▶ Exercise objective
Find the lines of the listing that contain the string "time", and return them.

-- Dataset content follows --

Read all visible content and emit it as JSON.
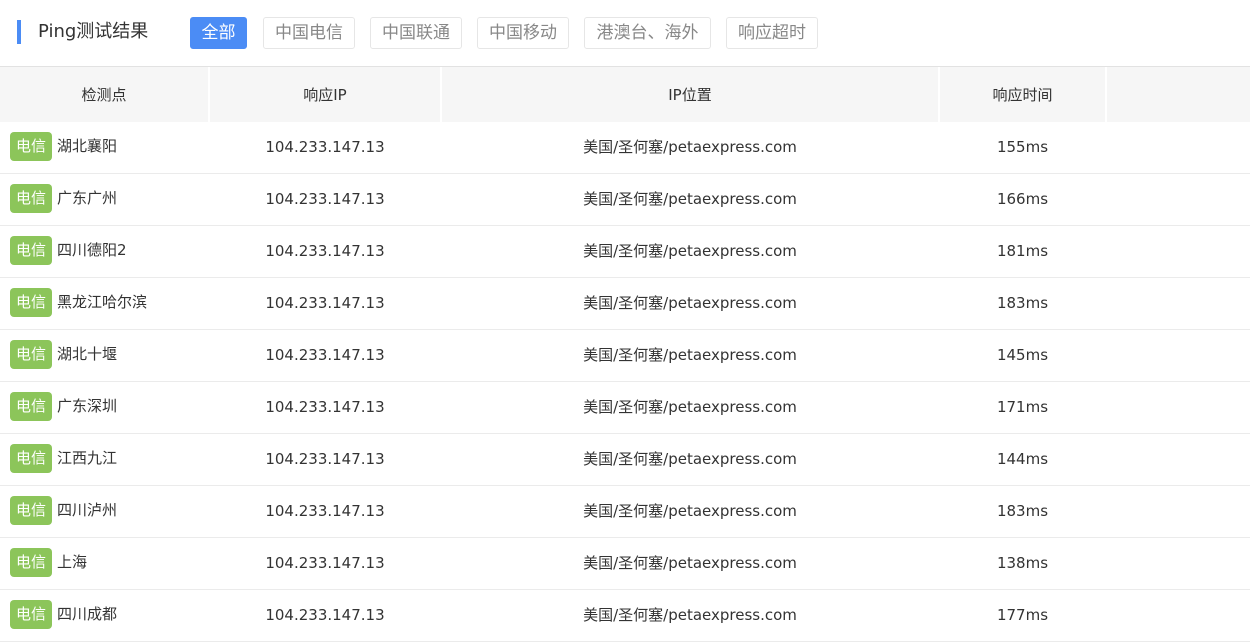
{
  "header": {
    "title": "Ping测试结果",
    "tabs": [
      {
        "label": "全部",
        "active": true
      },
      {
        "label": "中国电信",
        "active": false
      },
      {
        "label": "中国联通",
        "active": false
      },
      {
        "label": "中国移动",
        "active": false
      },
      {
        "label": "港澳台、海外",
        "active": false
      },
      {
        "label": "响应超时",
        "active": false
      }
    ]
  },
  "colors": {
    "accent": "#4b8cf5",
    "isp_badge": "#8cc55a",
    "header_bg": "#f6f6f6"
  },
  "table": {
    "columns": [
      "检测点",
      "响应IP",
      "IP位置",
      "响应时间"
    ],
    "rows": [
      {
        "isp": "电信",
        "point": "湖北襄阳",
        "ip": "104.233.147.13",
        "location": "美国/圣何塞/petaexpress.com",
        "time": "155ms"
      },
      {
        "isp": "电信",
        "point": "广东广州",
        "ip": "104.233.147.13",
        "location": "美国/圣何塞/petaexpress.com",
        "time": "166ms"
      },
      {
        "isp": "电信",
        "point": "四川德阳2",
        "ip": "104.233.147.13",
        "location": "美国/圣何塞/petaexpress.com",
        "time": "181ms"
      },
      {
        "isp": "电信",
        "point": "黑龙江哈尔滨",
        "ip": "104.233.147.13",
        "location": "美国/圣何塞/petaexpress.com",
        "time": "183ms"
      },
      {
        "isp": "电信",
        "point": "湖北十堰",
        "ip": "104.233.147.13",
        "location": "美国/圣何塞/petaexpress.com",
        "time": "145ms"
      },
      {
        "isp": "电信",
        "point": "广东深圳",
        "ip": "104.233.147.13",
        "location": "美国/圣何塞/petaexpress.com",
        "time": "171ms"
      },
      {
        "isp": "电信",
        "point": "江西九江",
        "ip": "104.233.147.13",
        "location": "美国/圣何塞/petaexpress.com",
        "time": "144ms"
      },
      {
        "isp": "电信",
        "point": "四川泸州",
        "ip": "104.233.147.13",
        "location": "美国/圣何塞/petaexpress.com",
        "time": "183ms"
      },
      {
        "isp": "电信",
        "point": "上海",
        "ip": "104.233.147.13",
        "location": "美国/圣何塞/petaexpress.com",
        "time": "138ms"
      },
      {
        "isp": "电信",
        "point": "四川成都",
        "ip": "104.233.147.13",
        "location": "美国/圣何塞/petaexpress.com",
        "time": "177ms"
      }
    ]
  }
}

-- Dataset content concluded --

▶ Solved exercise
        "time": "155ms"
        "time": "166ms"
        "time": "181ms"
        "time": "183ms"
        "time": "145ms"
        "time": "171ms"
        "time": "144ms"
        "time": "183ms"
        "time": "138ms"
        "time": "177ms"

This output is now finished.